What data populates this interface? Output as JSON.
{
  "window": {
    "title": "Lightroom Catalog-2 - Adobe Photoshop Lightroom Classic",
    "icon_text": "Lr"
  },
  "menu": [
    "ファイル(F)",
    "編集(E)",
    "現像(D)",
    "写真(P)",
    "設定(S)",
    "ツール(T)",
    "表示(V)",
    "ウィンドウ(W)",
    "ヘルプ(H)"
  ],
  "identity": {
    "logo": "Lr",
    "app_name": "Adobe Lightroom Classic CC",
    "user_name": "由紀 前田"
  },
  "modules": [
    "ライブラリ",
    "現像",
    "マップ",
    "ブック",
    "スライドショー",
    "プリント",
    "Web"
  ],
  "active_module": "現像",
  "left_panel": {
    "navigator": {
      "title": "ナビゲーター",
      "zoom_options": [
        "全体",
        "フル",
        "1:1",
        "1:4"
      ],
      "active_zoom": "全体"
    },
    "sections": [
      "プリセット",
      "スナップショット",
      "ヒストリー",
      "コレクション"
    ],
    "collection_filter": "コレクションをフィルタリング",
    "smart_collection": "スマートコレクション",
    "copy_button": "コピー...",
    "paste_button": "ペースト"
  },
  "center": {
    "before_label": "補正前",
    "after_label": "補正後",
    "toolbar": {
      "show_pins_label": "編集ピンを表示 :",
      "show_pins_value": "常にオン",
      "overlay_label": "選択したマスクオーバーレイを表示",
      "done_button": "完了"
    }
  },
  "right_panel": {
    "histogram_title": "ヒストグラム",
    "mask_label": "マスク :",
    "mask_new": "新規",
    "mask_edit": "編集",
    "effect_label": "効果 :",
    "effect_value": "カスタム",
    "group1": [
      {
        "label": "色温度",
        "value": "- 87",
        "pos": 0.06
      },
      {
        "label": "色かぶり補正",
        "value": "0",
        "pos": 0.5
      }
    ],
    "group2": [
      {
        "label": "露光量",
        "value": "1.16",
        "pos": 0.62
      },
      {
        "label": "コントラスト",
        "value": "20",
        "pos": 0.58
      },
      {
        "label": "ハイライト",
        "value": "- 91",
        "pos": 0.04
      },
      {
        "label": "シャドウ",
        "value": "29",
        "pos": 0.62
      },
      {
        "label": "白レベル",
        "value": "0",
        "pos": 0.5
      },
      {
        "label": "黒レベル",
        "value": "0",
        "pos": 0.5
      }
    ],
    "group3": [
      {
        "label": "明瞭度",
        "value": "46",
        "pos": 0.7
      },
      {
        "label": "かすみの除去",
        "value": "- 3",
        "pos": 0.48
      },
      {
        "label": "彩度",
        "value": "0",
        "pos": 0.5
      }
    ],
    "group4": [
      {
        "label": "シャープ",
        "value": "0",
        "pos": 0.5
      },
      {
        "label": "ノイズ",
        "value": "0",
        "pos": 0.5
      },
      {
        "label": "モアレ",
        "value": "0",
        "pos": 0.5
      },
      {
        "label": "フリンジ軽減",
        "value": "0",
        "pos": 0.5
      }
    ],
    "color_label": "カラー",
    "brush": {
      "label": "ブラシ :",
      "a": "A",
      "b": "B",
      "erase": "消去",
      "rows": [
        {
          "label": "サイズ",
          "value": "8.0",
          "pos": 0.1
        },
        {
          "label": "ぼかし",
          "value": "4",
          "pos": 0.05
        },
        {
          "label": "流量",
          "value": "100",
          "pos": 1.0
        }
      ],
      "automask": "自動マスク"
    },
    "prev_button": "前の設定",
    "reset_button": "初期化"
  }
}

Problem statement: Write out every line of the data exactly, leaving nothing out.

Exercise answer:
What data populates this interface? Output as JSON.
{
  "window": {
    "title": "Lightroom Catalog-2 - Adobe Photoshop Lightroom Classic",
    "icon_text": "Lr"
  },
  "menu": [
    "ファイル(F)",
    "編集(E)",
    "現像(D)",
    "写真(P)",
    "設定(S)",
    "ツール(T)",
    "表示(V)",
    "ウィンドウ(W)",
    "ヘルプ(H)"
  ],
  "identity": {
    "logo": "Lr",
    "app_name": "Adobe Lightroom Classic CC",
    "user_name": "由紀 前田"
  },
  "modules": [
    "ライブラリ",
    "現像",
    "マップ",
    "ブック",
    "スライドショー",
    "プリント",
    "Web"
  ],
  "active_module": "現像",
  "left_panel": {
    "navigator": {
      "title": "ナビゲーター",
      "zoom_options": [
        "全体",
        "フル",
        "1:1",
        "1:4"
      ],
      "active_zoom": "全体"
    },
    "sections": [
      "プリセット",
      "スナップショット",
      "ヒストリー",
      "コレクション"
    ],
    "collection_filter": "コレクションをフィルタリング",
    "smart_collection": "スマートコレクション",
    "copy_button": "コピー...",
    "paste_button": "ペースト"
  },
  "center": {
    "before_label": "補正前",
    "after_label": "補正後",
    "toolbar": {
      "show_pins_label": "編集ピンを表示 :",
      "show_pins_value": "常にオン",
      "overlay_label": "選択したマスクオーバーレイを表示",
      "done_button": "完了"
    }
  },
  "right_panel": {
    "histogram_title": "ヒストグラム",
    "mask_label": "マスク :",
    "mask_new": "新規",
    "mask_edit": "編集",
    "effect_label": "効果 :",
    "effect_value": "カスタム",
    "group1": [
      {
        "label": "色温度",
        "value": "- 87",
        "pos": 0.06
      },
      {
        "label": "色かぶり補正",
        "value": "0",
        "pos": 0.5
      }
    ],
    "group2": [
      {
        "label": "露光量",
        "value": "1.16",
        "pos": 0.62
      },
      {
        "label": "コントラスト",
        "value": "20",
        "pos": 0.58
      },
      {
        "label": "ハイライト",
        "value": "- 91",
        "pos": 0.04
      },
      {
        "label": "シャドウ",
        "value": "29",
        "pos": 0.62
      },
      {
        "label": "白レベル",
        "value": "0",
        "pos": 0.5
      },
      {
        "label": "黒レベル",
        "value": "0",
        "pos": 0.5
      }
    ],
    "group3": [
      {
        "label": "明瞭度",
        "value": "46",
        "pos": 0.7
      },
      {
        "label": "かすみの除去",
        "value": "- 3",
        "pos": 0.48
      },
      {
        "label": "彩度",
        "value": "0",
        "pos": 0.5
      }
    ],
    "group4": [
      {
        "label": "シャープ",
        "value": "0",
        "pos": 0.5
      },
      {
        "label": "ノイズ",
        "value": "0",
        "pos": 0.5
      },
      {
        "label": "モアレ",
        "value": "0",
        "pos": 0.5
      },
      {
        "label": "フリンジ軽減",
        "value": "0",
        "pos": 0.5
      }
    ],
    "color_label": "カラー",
    "brush": {
      "label": "ブラシ :",
      "a": "A",
      "b": "B",
      "erase": "消去",
      "rows": [
        {
          "label": "サイズ",
          "value": "8.0",
          "pos": 0.1
        },
        {
          "label": "ぼかし",
          "value": "4",
          "pos": 0.05
        },
        {
          "label": "流量",
          "value": "100",
          "pos": 1.0
        }
      ],
      "automask": "自動マスク"
    },
    "prev_button": "前の設定",
    "reset_button": "初期化"
  }
}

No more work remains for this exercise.